4. Among 200 students, there are 3 types of workshops designed: Python, Java, and Maths. There are 60 students taking Python, 100 students taking Java and 90 students taking Maths. 20 students take both Python and Java and 30 students take both Java and Maths. Answer the following questions:

a. Construct a Venn Diagram for this distribution.

b. Given that a student takes at least one of the workshops, determine whether or not attending the workshops Java and Maths are statistically independent.

c. Assume that 3 students (Jane, Mark and Kate) are leading winners among all the participants. Let higher(A, B) means A has scored more than B. How can you express “Mark scored more than Kate but not more than Jane” in predicate logic?

d. Let attend(X) means X is attending the prize giving. How do you write a proposition to indicate that both Jane and Kate are not attending the prize giving?

e. Similar to (d), what is the proposition to indicate that at least one of the 3 students (Jane, Mark and Kate) will attend the prize giving ceremony?

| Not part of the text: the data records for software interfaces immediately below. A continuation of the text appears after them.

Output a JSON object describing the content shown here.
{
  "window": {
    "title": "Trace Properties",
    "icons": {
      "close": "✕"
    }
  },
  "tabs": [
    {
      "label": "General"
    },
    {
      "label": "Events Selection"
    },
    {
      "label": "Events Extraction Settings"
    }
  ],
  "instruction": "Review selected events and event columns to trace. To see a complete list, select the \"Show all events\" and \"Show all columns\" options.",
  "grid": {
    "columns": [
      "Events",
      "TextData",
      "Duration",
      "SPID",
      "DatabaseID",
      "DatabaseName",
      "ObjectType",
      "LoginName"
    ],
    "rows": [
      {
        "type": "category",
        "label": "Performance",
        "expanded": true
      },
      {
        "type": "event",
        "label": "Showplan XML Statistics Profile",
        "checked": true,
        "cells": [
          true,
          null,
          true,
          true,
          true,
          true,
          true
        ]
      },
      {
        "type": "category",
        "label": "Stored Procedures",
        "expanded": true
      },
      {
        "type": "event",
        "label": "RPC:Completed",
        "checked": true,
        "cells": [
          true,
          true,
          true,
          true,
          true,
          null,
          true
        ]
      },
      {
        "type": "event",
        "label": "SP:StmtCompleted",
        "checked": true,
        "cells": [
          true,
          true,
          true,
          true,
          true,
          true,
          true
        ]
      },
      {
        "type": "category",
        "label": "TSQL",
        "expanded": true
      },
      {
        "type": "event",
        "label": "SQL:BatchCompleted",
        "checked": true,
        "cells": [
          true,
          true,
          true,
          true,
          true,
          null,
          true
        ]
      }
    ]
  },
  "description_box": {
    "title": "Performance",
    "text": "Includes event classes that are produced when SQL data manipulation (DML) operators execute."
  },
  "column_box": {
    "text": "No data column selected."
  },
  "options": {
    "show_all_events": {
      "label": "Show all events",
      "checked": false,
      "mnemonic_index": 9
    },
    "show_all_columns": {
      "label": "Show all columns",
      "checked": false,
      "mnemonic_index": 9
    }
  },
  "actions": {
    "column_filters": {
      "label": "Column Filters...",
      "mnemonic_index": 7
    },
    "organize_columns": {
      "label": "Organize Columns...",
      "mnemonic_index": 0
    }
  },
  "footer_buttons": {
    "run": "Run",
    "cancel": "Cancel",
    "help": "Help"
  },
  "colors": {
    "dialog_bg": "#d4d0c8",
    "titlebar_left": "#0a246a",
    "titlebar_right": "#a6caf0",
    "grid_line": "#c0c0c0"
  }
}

5. One group of students is asked to design a system to encode a short message consisting of the English alphabet for their mathematics challenge. A number is assigned to each alphabetical letter according to a predefined table (T) so that the text to be encoded can be organised into a square matrix (A) of a sequence of numbers according to the table. If the number of letters is lower than the number of elements of the matrix, the rest of the matrix can be filled with zeros. They are provided with a non-singular square matrix (C) which is used to encode the text.

A | B | C | D | E | F | G | H | I | J | K | L | M | N | O | P | Q | R | S | T | U | V | W | X | Y | Z |

6 | 2 | 1 | 5 | 3 | 4 | 8 | 11 | 7 | 18 | 9 | 20 | 25 | 13 | 16 | 10 | 22 | 15 | 19 | 23 | 12 | 17 | 24 | 14 | 21 | 26 |

a) Using this information, can the students retrieve the original message that has been transmitted? If your answer is YES, deduce the original message showing your workings. If your answer is NO, explain why.

b) Two teams of students are compared to see if it is likely that the instruction each has received could have led to differing winning chances of the games they played. For the first team, a sample of 20 games yields an average winning probability of 20%. Similarly, a sample of 22 games for the second team yields a winning probability of 23%. The sample variances for the two teams are equal to 1.0 and 1.5 respectively. Justify a suitable hypothesis testing to determine the equality of the means for the case above and provide your reasoning.

c) Provided the following Huffman tree

(i). Decode the following bitstring: 11010001101110100100000001110100

(ii). What is the compression ratio (compressed size/ uncompressed size) for the above bitstring? Assume that characters were represented by 8 bits before compression.

(iii). Suppose another character, S, is added to the alphabet with a count of 10 occurrences. What are the changes required in the codewords when the new Huffman codes are created?